In a presidential election, the foreign policy debate is won by the candidate who can show himself to be the stronger world leader. President Obama lapped the sometimes reserved Republican candidate, Mitt Romney, in Monday’s debate by coming across as a vigilant, thoughtful combatant.
He skillfully argued that policy must be clear and consistent to friends and enemies. He espoused above all protecting the American people and explained how his military and diplomatic policies emanate from that central focus. In contrast, Romney offered a vague wish to show leadership and get Middle Eastern nations to reject terrorism.
Obama rightly portrayed Romney’s plans as scattershot, noting that Romney opposed the troop withdrawal timetable in Afghanistan but now supports it.
Romney offered few concrete foreign policy solutions that differed from the president’s. He agreed with Obama that killing Osama bin Laden was good, that Israel must be protected, and that Iran shouldn’t have nukes. They disagreed on arming Syrian rebels, with Romney supporting it and Obama voicing caution. The president wisely said that before weaponizing insurgents, the government must make sure they won’t turn on the United States.
Most troubling is that Romney has called for unspecified but large increases in military spending, arguing, for example, that the Navy has fewer ships now than it did in 1917. Obama ridiculed that observation, saying “we also have fewer horses and bayonets because the nature of our military’s changed.”
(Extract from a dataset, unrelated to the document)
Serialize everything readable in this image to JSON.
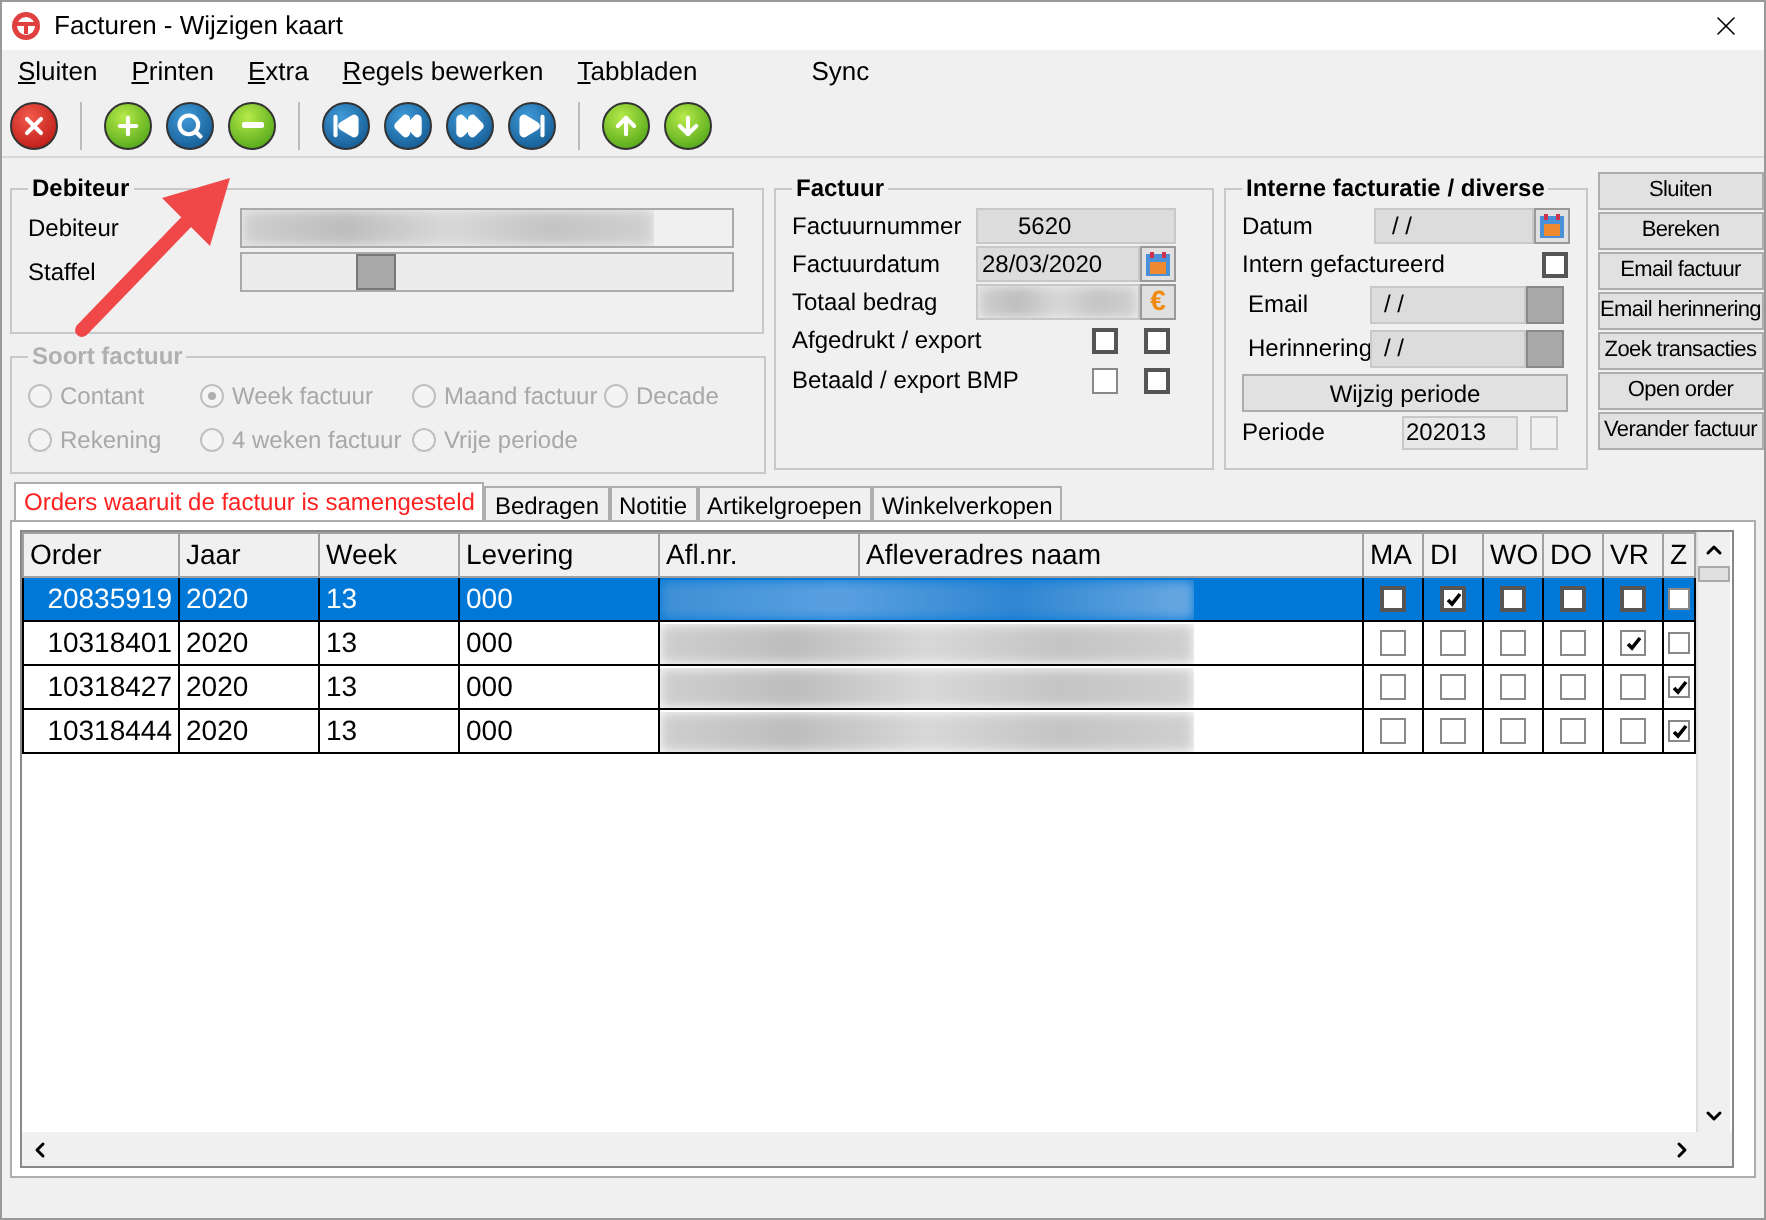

What rang most clear was Obama’s call for strategic defense spending. That makes more sense than Romney’s buildup to an unknown end. How many times must the United States be able to wipe out civilization?
Romney’s plan for deep revenue cuts and big military spending is a repeat of the disastrous economic strategies of former President George W. Bush, who pushed the country into two wars without the means to pay for them. The resulting drain on the American economy, along with other factors of course, shoved the country off a fiscal cliff.
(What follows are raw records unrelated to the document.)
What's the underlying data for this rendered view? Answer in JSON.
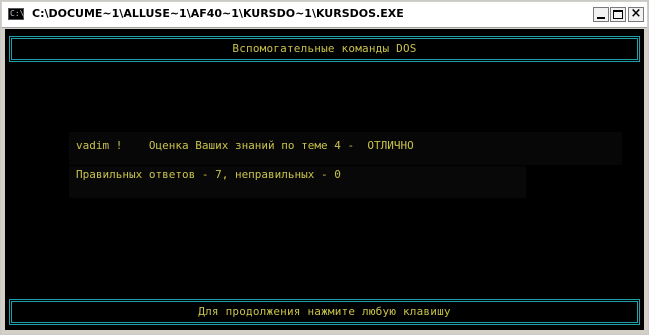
{
  "window": {
    "title": "C:\\DOCUME~1\\ALLUSE~1\\AF40~1\\KURSDO~1\\KURSDOS.EXE",
    "icon": "console-icon",
    "icon_glyph": "C:\\"
  },
  "console": {
    "header": "Вспомогательные команды DOS",
    "result_line": "vadim !    Оценка Ваших знаний по теме 4 -  ОТЛИЧНО",
    "stats_line": "Правильных ответов - 7, неправильных - 0",
    "footer": "Для продолжения нажмите любую клавишу"
  },
  "colors": {
    "console_bg": "#000000",
    "text": "#c9c24a",
    "frame": "#1fa0a8"
  }
}
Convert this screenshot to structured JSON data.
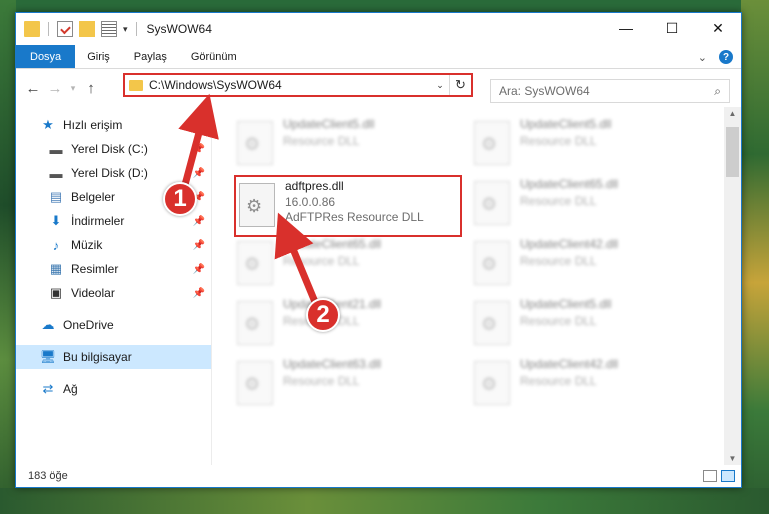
{
  "window": {
    "title": "SysWOW64",
    "controls": {
      "minimize": "—",
      "maximize": "☐",
      "close": "✕"
    }
  },
  "ribbon": {
    "tabs": [
      "Dosya",
      "Giriş",
      "Paylaş",
      "Görünüm"
    ]
  },
  "address": {
    "path": "C:\\Windows\\SysWOW64",
    "search_placeholder": "Ara: SysWOW64"
  },
  "sidebar": {
    "quick_access": "Hızlı erişim",
    "items": [
      {
        "label": "Yerel Disk (C:)",
        "icon": "drive-icon",
        "pinned": true
      },
      {
        "label": "Yerel Disk (D:)",
        "icon": "drive-icon",
        "pinned": true
      },
      {
        "label": "Belgeler",
        "icon": "documents-icon",
        "pinned": true
      },
      {
        "label": "İndirmeler",
        "icon": "downloads-icon",
        "pinned": true
      },
      {
        "label": "Müzik",
        "icon": "music-icon",
        "pinned": true
      },
      {
        "label": "Resimler",
        "icon": "pictures-icon",
        "pinned": true
      },
      {
        "label": "Videolar",
        "icon": "videos-icon",
        "pinned": true
      }
    ],
    "onedrive": "OneDrive",
    "this_pc": "Bu bilgisayar",
    "network": "Ağ"
  },
  "files": {
    "highlighted": {
      "name": "adftpres.dll",
      "version": "16.0.0.86",
      "description": "AdFTPRes Resource DLL"
    },
    "blurred": [
      {
        "name": "UpdateClient5.dll",
        "description": "Resource DLL"
      },
      {
        "name": "UpdateClient5.dll",
        "description": "Resource DLL"
      },
      {
        "name": "UpdateClient65.dll",
        "description": "Resource DLL"
      },
      {
        "name": "UpdateClient65.dll",
        "description": "Resource DLL"
      },
      {
        "name": "UpdateClient42.dll",
        "description": "Resource DLL"
      },
      {
        "name": "UpdateClient21.dll",
        "description": "Resource DLL"
      },
      {
        "name": "UpdateClient5.dll",
        "description": "Resource DLL"
      },
      {
        "name": "UpdateClient63.dll",
        "description": "Resource DLL"
      },
      {
        "name": "UpdateClient42.dll",
        "description": "Resource DLL"
      }
    ]
  },
  "status": {
    "count": "183 öğe"
  },
  "callouts": {
    "one": "1",
    "two": "2"
  },
  "colors": {
    "accent": "#1979ca",
    "highlight": "#d9302c",
    "selected": "#cce8ff"
  }
}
Both men tried to tie the number-one issue, the economy, to foreign policy, with Romney saying that a weak economy has sapped the nation’s clout abroad. Obama more convincingly argued that the best course was to stop the drain of wars and to nation-build at home by funding education, technology, research, and infrastructure.
Disappointingly, the debate gave the impression that the world consists only of the Middle East and maybe Russia and China. There was no talk of climate change or foreign drug trafficking. And there was scant mention of firming up American trade policies to protect domestic jobs.
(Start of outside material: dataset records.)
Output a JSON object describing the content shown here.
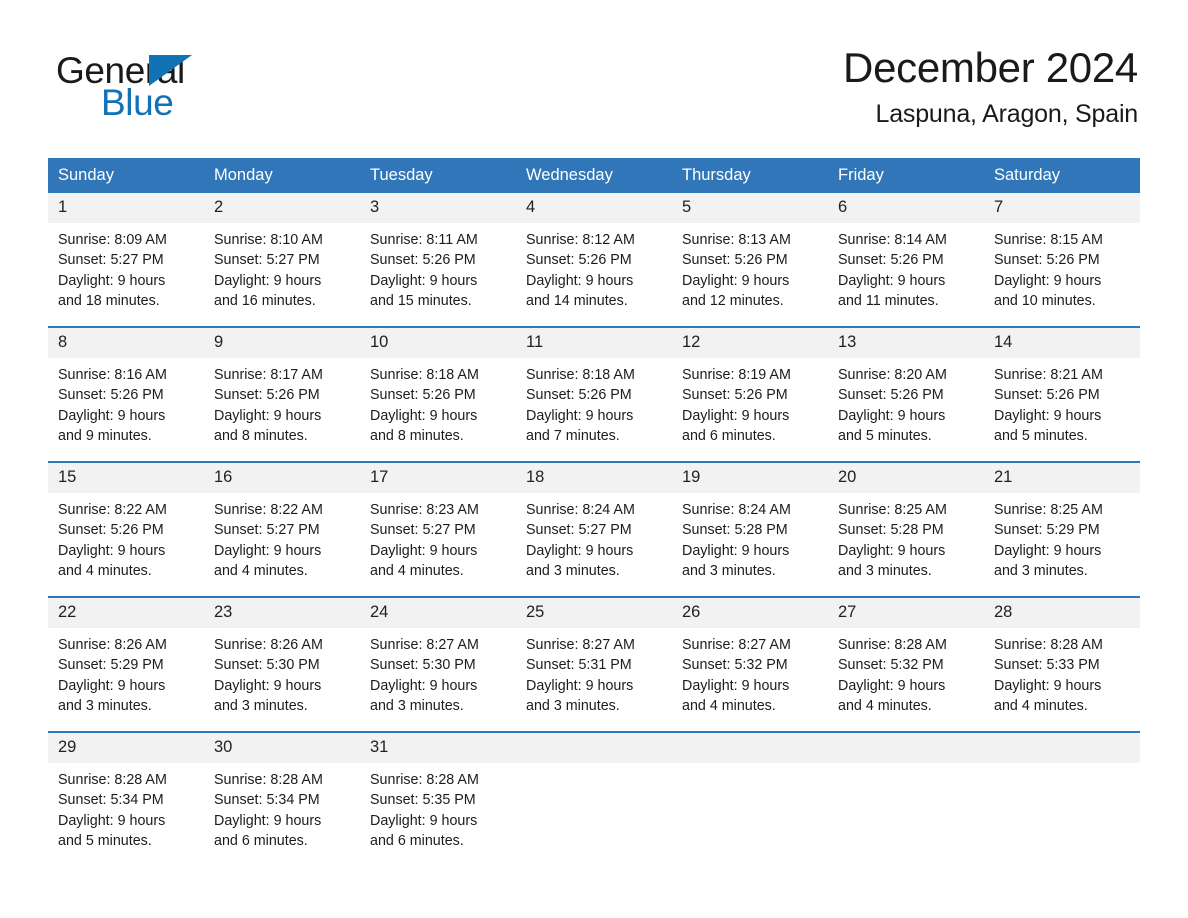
{
  "logo": {
    "word1": "General",
    "word2": "Blue",
    "triangle_color": "#1272b6",
    "text_color": "#1a1a1a"
  },
  "header": {
    "title": "December 2024",
    "location": "Laspuna, Aragon, Spain"
  },
  "theme": {
    "header_blue": "#3176b8",
    "row_gray": "#f2f2f2",
    "text": "#1c1c1c"
  },
  "weekday_headers": [
    "Sunday",
    "Monday",
    "Tuesday",
    "Wednesday",
    "Thursday",
    "Friday",
    "Saturday"
  ],
  "weeks": [
    [
      {
        "day": "1",
        "sunrise": "Sunrise: 8:09 AM",
        "sunset": "Sunset: 5:27 PM",
        "daylight1": "Daylight: 9 hours",
        "daylight2": "and 18 minutes."
      },
      {
        "day": "2",
        "sunrise": "Sunrise: 8:10 AM",
        "sunset": "Sunset: 5:27 PM",
        "daylight1": "Daylight: 9 hours",
        "daylight2": "and 16 minutes."
      },
      {
        "day": "3",
        "sunrise": "Sunrise: 8:11 AM",
        "sunset": "Sunset: 5:26 PM",
        "daylight1": "Daylight: 9 hours",
        "daylight2": "and 15 minutes."
      },
      {
        "day": "4",
        "sunrise": "Sunrise: 8:12 AM",
        "sunset": "Sunset: 5:26 PM",
        "daylight1": "Daylight: 9 hours",
        "daylight2": "and 14 minutes."
      },
      {
        "day": "5",
        "sunrise": "Sunrise: 8:13 AM",
        "sunset": "Sunset: 5:26 PM",
        "daylight1": "Daylight: 9 hours",
        "daylight2": "and 12 minutes."
      },
      {
        "day": "6",
        "sunrise": "Sunrise: 8:14 AM",
        "sunset": "Sunset: 5:26 PM",
        "daylight1": "Daylight: 9 hours",
        "daylight2": "and 11 minutes."
      },
      {
        "day": "7",
        "sunrise": "Sunrise: 8:15 AM",
        "sunset": "Sunset: 5:26 PM",
        "daylight1": "Daylight: 9 hours",
        "daylight2": "and 10 minutes."
      }
    ],
    [
      {
        "day": "8",
        "sunrise": "Sunrise: 8:16 AM",
        "sunset": "Sunset: 5:26 PM",
        "daylight1": "Daylight: 9 hours",
        "daylight2": "and 9 minutes."
      },
      {
        "day": "9",
        "sunrise": "Sunrise: 8:17 AM",
        "sunset": "Sunset: 5:26 PM",
        "daylight1": "Daylight: 9 hours",
        "daylight2": "and 8 minutes."
      },
      {
        "day": "10",
        "sunrise": "Sunrise: 8:18 AM",
        "sunset": "Sunset: 5:26 PM",
        "daylight1": "Daylight: 9 hours",
        "daylight2": "and 8 minutes."
      },
      {
        "day": "11",
        "sunrise": "Sunrise: 8:18 AM",
        "sunset": "Sunset: 5:26 PM",
        "daylight1": "Daylight: 9 hours",
        "daylight2": "and 7 minutes."
      },
      {
        "day": "12",
        "sunrise": "Sunrise: 8:19 AM",
        "sunset": "Sunset: 5:26 PM",
        "daylight1": "Daylight: 9 hours",
        "daylight2": "and 6 minutes."
      },
      {
        "day": "13",
        "sunrise": "Sunrise: 8:20 AM",
        "sunset": "Sunset: 5:26 PM",
        "daylight1": "Daylight: 9 hours",
        "daylight2": "and 5 minutes."
      },
      {
        "day": "14",
        "sunrise": "Sunrise: 8:21 AM",
        "sunset": "Sunset: 5:26 PM",
        "daylight1": "Daylight: 9 hours",
        "daylight2": "and 5 minutes."
      }
    ],
    [
      {
        "day": "15",
        "sunrise": "Sunrise: 8:22 AM",
        "sunset": "Sunset: 5:26 PM",
        "daylight1": "Daylight: 9 hours",
        "daylight2": "and 4 minutes."
      },
      {
        "day": "16",
        "sunrise": "Sunrise: 8:22 AM",
        "sunset": "Sunset: 5:27 PM",
        "daylight1": "Daylight: 9 hours",
        "daylight2": "and 4 minutes."
      },
      {
        "day": "17",
        "sunrise": "Sunrise: 8:23 AM",
        "sunset": "Sunset: 5:27 PM",
        "daylight1": "Daylight: 9 hours",
        "daylight2": "and 4 minutes."
      },
      {
        "day": "18",
        "sunrise": "Sunrise: 8:24 AM",
        "sunset": "Sunset: 5:27 PM",
        "daylight1": "Daylight: 9 hours",
        "daylight2": "and 3 minutes."
      },
      {
        "day": "19",
        "sunrise": "Sunrise: 8:24 AM",
        "sunset": "Sunset: 5:28 PM",
        "daylight1": "Daylight: 9 hours",
        "daylight2": "and 3 minutes."
      },
      {
        "day": "20",
        "sunrise": "Sunrise: 8:25 AM",
        "sunset": "Sunset: 5:28 PM",
        "daylight1": "Daylight: 9 hours",
        "daylight2": "and 3 minutes."
      },
      {
        "day": "21",
        "sunrise": "Sunrise: 8:25 AM",
        "sunset": "Sunset: 5:29 PM",
        "daylight1": "Daylight: 9 hours",
        "daylight2": "and 3 minutes."
      }
    ],
    [
      {
        "day": "22",
        "sunrise": "Sunrise: 8:26 AM",
        "sunset": "Sunset: 5:29 PM",
        "daylight1": "Daylight: 9 hours",
        "daylight2": "and 3 minutes."
      },
      {
        "day": "23",
        "sunrise": "Sunrise: 8:26 AM",
        "sunset": "Sunset: 5:30 PM",
        "daylight1": "Daylight: 9 hours",
        "daylight2": "and 3 minutes."
      },
      {
        "day": "24",
        "sunrise": "Sunrise: 8:27 AM",
        "sunset": "Sunset: 5:30 PM",
        "daylight1": "Daylight: 9 hours",
        "daylight2": "and 3 minutes."
      },
      {
        "day": "25",
        "sunrise": "Sunrise: 8:27 AM",
        "sunset": "Sunset: 5:31 PM",
        "daylight1": "Daylight: 9 hours",
        "daylight2": "and 3 minutes."
      },
      {
        "day": "26",
        "sunrise": "Sunrise: 8:27 AM",
        "sunset": "Sunset: 5:32 PM",
        "daylight1": "Daylight: 9 hours",
        "daylight2": "and 4 minutes."
      },
      {
        "day": "27",
        "sunrise": "Sunrise: 8:28 AM",
        "sunset": "Sunset: 5:32 PM",
        "daylight1": "Daylight: 9 hours",
        "daylight2": "and 4 minutes."
      },
      {
        "day": "28",
        "sunrise": "Sunrise: 8:28 AM",
        "sunset": "Sunset: 5:33 PM",
        "daylight1": "Daylight: 9 hours",
        "daylight2": "and 4 minutes."
      }
    ],
    [
      {
        "day": "29",
        "sunrise": "Sunrise: 8:28 AM",
        "sunset": "Sunset: 5:34 PM",
        "daylight1": "Daylight: 9 hours",
        "daylight2": "and 5 minutes."
      },
      {
        "day": "30",
        "sunrise": "Sunrise: 8:28 AM",
        "sunset": "Sunset: 5:34 PM",
        "daylight1": "Daylight: 9 hours",
        "daylight2": "and 6 minutes."
      },
      {
        "day": "31",
        "sunrise": "Sunrise: 8:28 AM",
        "sunset": "Sunset: 5:35 PM",
        "daylight1": "Daylight: 9 hours",
        "daylight2": "and 6 minutes."
      },
      {
        "day": "",
        "sunrise": "",
        "sunset": "",
        "daylight1": "",
        "daylight2": ""
      },
      {
        "day": "",
        "sunrise": "",
        "sunset": "",
        "daylight1": "",
        "daylight2": ""
      },
      {
        "day": "",
        "sunrise": "",
        "sunset": "",
        "daylight1": "",
        "daylight2": ""
      },
      {
        "day": "",
        "sunrise": "",
        "sunset": "",
        "daylight1": "",
        "daylight2": ""
      }
    ]
  ]
}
The debate on foreign policy may not have interested families worrying about whether they will get another paycheck or make the next mortgage payment, but it showed the difference between Obama’s forceful, logical approach to America’s place in the world and Romney’s weak grasps for differences in search of a distinction.